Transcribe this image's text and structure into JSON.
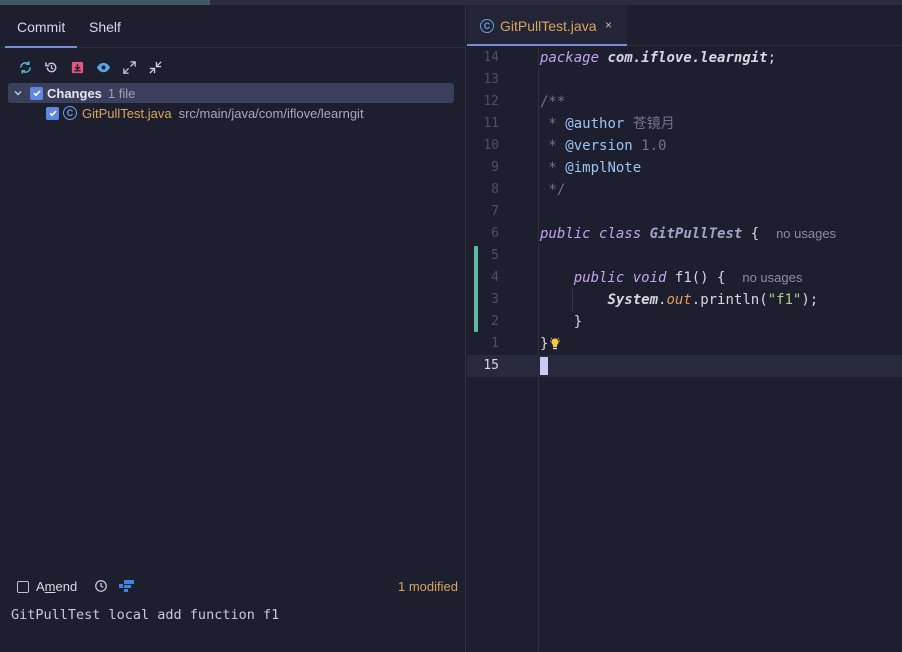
{
  "left_panel": {
    "tabs": [
      {
        "label": "Commit"
      },
      {
        "label": "Shelf"
      }
    ],
    "toolbar": [
      "refresh-icon",
      "rollback-icon",
      "shelve-icon",
      "preview-eye-icon",
      "expand-all-icon",
      "collapse-all-icon"
    ],
    "changes": {
      "label": "Changes",
      "count": "1 file",
      "files": [
        {
          "name": "GitPullTest.java",
          "path": "src/main/java/com/iflove/learngit"
        }
      ]
    },
    "amend_label": "Amend",
    "amend_underlined_char": "m",
    "modified_status": "1 modified",
    "commit_message": "GitPullTest local add function f1"
  },
  "editor": {
    "tab": {
      "name": "GitPullTest.java",
      "close": "×"
    },
    "lines": [
      {
        "num": "14"
      },
      {
        "num": "13"
      },
      {
        "num": "12"
      },
      {
        "num": "11"
      },
      {
        "num": "10"
      },
      {
        "num": "9"
      },
      {
        "num": "8"
      },
      {
        "num": "7"
      },
      {
        "num": "6"
      },
      {
        "num": "5"
      },
      {
        "num": "4"
      },
      {
        "num": "3"
      },
      {
        "num": "2"
      },
      {
        "num": "1"
      },
      {
        "num": "15"
      }
    ],
    "code": {
      "package_kw": "package",
      "package_name": "com.iflove.learngit",
      "semicolon": ";",
      "doc_open": "/**",
      "doc_star": " * ",
      "author_tag": "@author",
      "author_value": "苍镜月",
      "version_tag": "@version",
      "version_value": "1.0",
      "impl_tag": "@implNote",
      "doc_close": " */",
      "public_kw": "public",
      "class_kw": "class",
      "class_name": "GitPullTest",
      "open_brace": "{",
      "no_usages": "no usages",
      "void_kw": "void",
      "method_name": "f1",
      "parens": "()",
      "system": "System",
      "dot": ".",
      "out": "out",
      "println": "println",
      "open_paren": "(",
      "string": "\"f1\"",
      "close_paren_semi": ");",
      "close_brace": "}"
    }
  },
  "colors": {
    "accent": "#7a8bd9",
    "modified": "#d9a55a",
    "change_marker": "#5fb9a0"
  }
}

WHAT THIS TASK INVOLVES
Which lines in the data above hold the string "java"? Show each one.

REPLY TO THE EXERCISE
          "name": "GitPullTest.java",
          "path": "src/main/java/com/iflove/learngit"
      "name": "GitPullTest.java",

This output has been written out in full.